Sweating in the 90-degree heat, Aaron Lofland had no plans to get a vaccine on Tuesday, but then Camden Mayor Vic Carstarphen stopped and asked if he wanted one. Lofland, 36, said he had COVID-19 last year and didn’t want it to happen again. So he headed to a mobile nursing unit following along in the procession and got the one-dose Johnson & Johnson shot, sitting in the backseat of the car.

“My man,” Carstarphen told him, clapping him on the shoulder. “You’re stepping up, brother!”

As Lofland got his vaccine, a woman approached a member of the Rutgers University-Camden School of Nursing as he stood on the sidelines. “Excuse me, excuse me,” she said. “I want to get my shot, too.”

Almost 18 months into the pandemic and more than six months after vaccines were rolled out, Tuesday’s parade was a scene some Camden leaders and health-care workers would not have predicted: yet another attempt at getting the city’s residents vaccinated, this time using the element of surprise and the offer of soft-serve ice cream.

The parade through Camden’s Centerville neighborhood took about an hour and a half and covered only about a mile. The marching band that had planned to join the procession never showed up. But in the end, 10 people got shots in arms — a higher number than city and county officials had hoped for.

“If we’d had just one person today, that’s one more who’s going to talk about the experience to his friends and family,” Carstarphen said.

As case numbers climb in South Jersey and the region due to the spread of the delta variant, Camden officials have mounted a more aggressive push to boost vaccinations. South Jersey is now seeing a high level of transmission of the virus, according to the Centers for Disease Control and Prevention.

» READ MORE: Inside Camden’s fight to vaccinate the most vulnerable

Many Camden residents work in the food service industry, have other jobs that cannot be done from home, or live in multigenerational households. The city of about 73,000 has been home to several surges in coronavirus cases since the start of the pandemic.

An estimated 59% of Camden residents over 18 have gotten at least one vaccine, according to state data. That’s up about 5% more than a month ago. Fifty-one percent of adults are fully vaccinated.

On Tuesday, a few people along the parade route said they’d recently gotten around to getting their shots. Carstarphen fist-bumped one man who swept in front of a bodega, wearing a mask. The man, who introduced himself as Gus but declined to give his last name, rolled up his sleeve to show where he’d gotten the vaccine just a few days before.

“I work around people,” he said. “Want to be safe.”

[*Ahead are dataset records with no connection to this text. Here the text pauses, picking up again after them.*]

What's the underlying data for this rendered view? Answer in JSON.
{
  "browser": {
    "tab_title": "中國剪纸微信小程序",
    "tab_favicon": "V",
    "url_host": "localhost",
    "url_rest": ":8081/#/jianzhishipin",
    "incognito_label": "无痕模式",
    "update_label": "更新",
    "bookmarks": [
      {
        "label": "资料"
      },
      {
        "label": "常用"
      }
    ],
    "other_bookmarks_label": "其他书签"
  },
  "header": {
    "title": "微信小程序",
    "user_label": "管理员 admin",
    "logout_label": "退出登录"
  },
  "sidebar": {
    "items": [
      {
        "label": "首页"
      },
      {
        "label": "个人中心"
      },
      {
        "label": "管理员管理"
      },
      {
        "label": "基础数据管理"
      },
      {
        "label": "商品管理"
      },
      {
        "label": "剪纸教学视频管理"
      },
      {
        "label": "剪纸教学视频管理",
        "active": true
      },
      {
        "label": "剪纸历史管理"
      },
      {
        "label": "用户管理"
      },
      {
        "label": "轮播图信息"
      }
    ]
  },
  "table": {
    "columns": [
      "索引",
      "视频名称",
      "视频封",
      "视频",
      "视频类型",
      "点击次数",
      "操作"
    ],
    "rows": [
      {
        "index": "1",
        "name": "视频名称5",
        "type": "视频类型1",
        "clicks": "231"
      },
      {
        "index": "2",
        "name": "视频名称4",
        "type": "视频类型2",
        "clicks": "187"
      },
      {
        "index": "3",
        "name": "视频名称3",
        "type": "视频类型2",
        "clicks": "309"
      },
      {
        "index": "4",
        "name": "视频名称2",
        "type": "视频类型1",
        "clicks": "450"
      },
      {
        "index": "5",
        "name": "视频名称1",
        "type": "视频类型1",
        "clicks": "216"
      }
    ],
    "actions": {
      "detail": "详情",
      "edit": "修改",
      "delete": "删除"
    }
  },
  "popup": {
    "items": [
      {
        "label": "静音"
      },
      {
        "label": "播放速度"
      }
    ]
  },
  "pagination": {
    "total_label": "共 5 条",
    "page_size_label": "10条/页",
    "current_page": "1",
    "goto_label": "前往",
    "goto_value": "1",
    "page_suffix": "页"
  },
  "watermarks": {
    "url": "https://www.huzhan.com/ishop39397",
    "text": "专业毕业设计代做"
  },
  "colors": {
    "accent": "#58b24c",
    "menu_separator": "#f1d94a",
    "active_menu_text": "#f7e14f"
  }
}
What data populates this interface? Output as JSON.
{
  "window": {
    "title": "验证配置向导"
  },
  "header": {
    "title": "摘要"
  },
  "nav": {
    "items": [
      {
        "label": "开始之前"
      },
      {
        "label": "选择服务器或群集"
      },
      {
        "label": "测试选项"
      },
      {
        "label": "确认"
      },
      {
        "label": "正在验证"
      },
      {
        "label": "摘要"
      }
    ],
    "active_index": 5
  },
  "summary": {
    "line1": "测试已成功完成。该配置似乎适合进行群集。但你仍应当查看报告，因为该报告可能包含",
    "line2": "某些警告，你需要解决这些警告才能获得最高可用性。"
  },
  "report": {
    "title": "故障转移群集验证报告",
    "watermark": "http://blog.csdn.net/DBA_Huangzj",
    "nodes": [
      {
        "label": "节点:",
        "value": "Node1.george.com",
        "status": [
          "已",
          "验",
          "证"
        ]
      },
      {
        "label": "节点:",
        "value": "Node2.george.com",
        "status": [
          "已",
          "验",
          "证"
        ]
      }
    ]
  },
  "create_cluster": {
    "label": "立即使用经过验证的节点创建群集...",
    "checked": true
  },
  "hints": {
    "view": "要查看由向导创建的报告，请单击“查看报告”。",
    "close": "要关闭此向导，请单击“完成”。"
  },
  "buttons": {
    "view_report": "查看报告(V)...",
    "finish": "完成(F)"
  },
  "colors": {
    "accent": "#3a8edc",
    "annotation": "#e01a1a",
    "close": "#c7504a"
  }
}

Yasmen Oliver and her fiancé, Charles Braxton, waved to a firefighter as the parade passed the front porch of their Centerville home. They got their shots months ago, and said most people they know are vaccinated, too.

“Most people I know got it,” Oliver said, “because we kept talking and talking about it!”